Trump calls the immigrant families he's tearing apart 'animals'


Trump lashed out at immigrants as 'animals,' in the latest hollow justification of his cruel policy designed to break families apart.

Trump's bigoted crusade against immigrants took another repugnant step on Wednesday, when he labeled people who have attempted to seek refuge in the United States as "animals."

Speaking at a White House event attacking California for being welcoming to immigrants — a notion so ingrained in American tradition it is inscribed on the Statue of Liberty — Trump lashed out in typically hateful fashion.

"We're taking people out of the country. You wouldn't believe how bad these people are," he insisted.

In fact, in Trump's mind, the people coming here, desperate for a better life, are not even human.

"These aren't people, they're animals," he sneered.

The Trump administration has ramped up the deportation of undocumented immigrants, following through on the anti-immigrant message Trump used throughout the presidential campaign. He infamously launched his campaign by calling Mexicans rapists and calling for an unworkable wall to be built on the southern U.S. border.

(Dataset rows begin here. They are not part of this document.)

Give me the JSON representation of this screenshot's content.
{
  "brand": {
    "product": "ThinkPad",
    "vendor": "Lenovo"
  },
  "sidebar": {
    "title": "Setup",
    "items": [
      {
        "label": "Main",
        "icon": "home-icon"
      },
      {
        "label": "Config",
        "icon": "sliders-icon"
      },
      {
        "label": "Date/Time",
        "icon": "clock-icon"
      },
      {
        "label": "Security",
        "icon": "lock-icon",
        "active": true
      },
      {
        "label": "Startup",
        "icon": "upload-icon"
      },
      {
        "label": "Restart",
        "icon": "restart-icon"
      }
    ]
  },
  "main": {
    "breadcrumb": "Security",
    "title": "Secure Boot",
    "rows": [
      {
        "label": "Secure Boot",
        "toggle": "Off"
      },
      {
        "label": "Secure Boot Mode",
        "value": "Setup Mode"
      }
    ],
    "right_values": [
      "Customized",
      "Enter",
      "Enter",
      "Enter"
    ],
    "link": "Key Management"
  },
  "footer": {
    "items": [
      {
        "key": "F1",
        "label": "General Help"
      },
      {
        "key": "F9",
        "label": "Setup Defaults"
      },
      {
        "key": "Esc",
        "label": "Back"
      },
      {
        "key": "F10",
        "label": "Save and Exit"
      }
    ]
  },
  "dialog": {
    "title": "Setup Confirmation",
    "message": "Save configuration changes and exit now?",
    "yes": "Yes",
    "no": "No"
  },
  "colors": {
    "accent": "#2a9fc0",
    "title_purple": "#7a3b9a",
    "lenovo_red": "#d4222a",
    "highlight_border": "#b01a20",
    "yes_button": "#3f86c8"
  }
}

In December 2017, he went after the immigration lottery system. "They give us their worst people," he said of other countries, "the worst of the worst." He was rebuked for that callous statement by Father James Martin, as well as former CIA Director and retired four-star General Michael Hayden.

But he has only gotten worse.

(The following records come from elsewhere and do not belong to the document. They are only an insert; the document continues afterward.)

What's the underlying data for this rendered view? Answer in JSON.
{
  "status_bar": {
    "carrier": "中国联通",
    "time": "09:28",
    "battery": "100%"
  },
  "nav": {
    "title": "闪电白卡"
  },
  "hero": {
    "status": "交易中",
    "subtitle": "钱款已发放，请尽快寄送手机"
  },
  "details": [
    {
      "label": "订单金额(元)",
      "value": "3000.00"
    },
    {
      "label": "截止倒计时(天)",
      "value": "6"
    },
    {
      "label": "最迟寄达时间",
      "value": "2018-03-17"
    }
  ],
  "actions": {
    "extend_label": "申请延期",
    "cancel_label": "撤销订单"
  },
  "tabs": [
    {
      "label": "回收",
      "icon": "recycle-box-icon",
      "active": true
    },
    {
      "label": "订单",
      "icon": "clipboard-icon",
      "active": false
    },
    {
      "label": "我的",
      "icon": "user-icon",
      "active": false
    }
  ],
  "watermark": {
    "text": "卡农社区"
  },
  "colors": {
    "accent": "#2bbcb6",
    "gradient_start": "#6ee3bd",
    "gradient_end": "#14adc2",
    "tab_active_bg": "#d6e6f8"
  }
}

Trump recently implemented a harsh new policy through Attorney General Jeff Sessions that would rip families apart at the border. His administration is considering using military bases to hold the increased number of children the government will be tearing away from their parents.

Now, he's made his hatred for immigrants even more clear.

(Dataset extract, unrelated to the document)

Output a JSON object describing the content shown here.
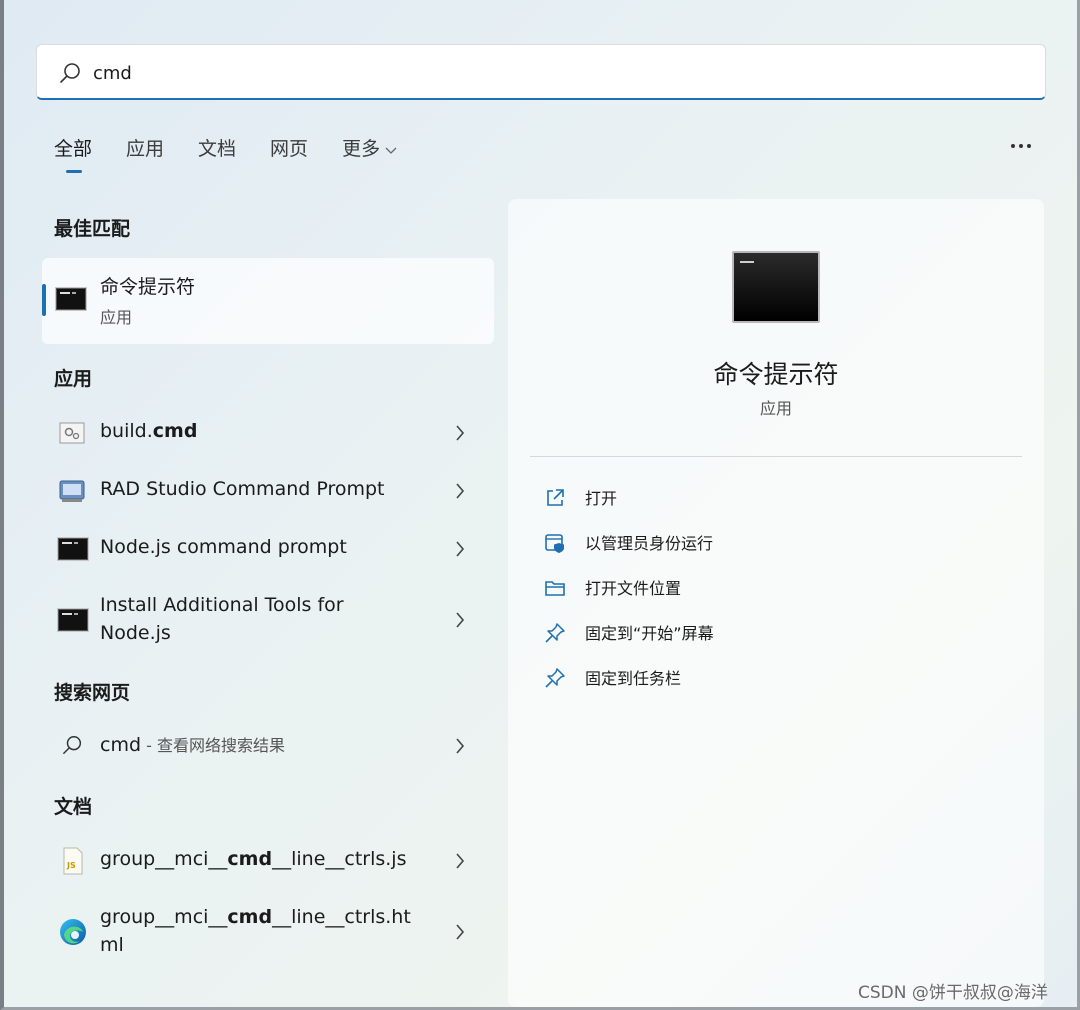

But the people who are facing deportation are human beings, not "animals."

They are families like Alexander Parker and Krisha Schmick of Camp Hill, Pennsylvania, who had their wedding day ruined after ICE agents came for Alexander. His sin was that he was born in Guatemala and adopted and brought to the United States at eight months old.

He was fingerprinted, and agents threatened to take him to an immigration detention center. While he was eventually able to prove his residency, an immigration judge had the ability to cause complete disruption in his life.

The Trump administration has pushed for these judges to have near absolute power in their rulings, even for immigrant children.

Apparently, Trump also believes people like Jorge Garcia are also "animals." Garcia was brought to America at 10 years old. Now 39, Garcia was separated from his wife and two teenage children and deported to Mexico.

His wife Cindy told ABC News the event left her "very sad, very depressed, emotional" ever since.

"It's like a nightmare," she added.

Another "animal" must have been Sergio Avila, the husband of Army officer Tim Martin Brown. Avila was detained by ICE and put through the process of being deported to Honduras, a country he had not seen since he was eight years old.

Brown pointed out that his husband was not only being separated from his family but being sent completely unprepared to a community "hostile to the LGBTQ community."

In New Jersey, Vitor Pukri was sent back to Albania by ICE. He has lived in the United States for 17 years, married and fathered three children. His wife, Neta, has also been taken into ICE custody.

These are the so-called "animals" Trump has declared war on. Their families are the casualties of his indifference and bigotry.

Under the guise of keeping America safe, Trump himself has replaced traditional American values with ugly, animalistic impulses.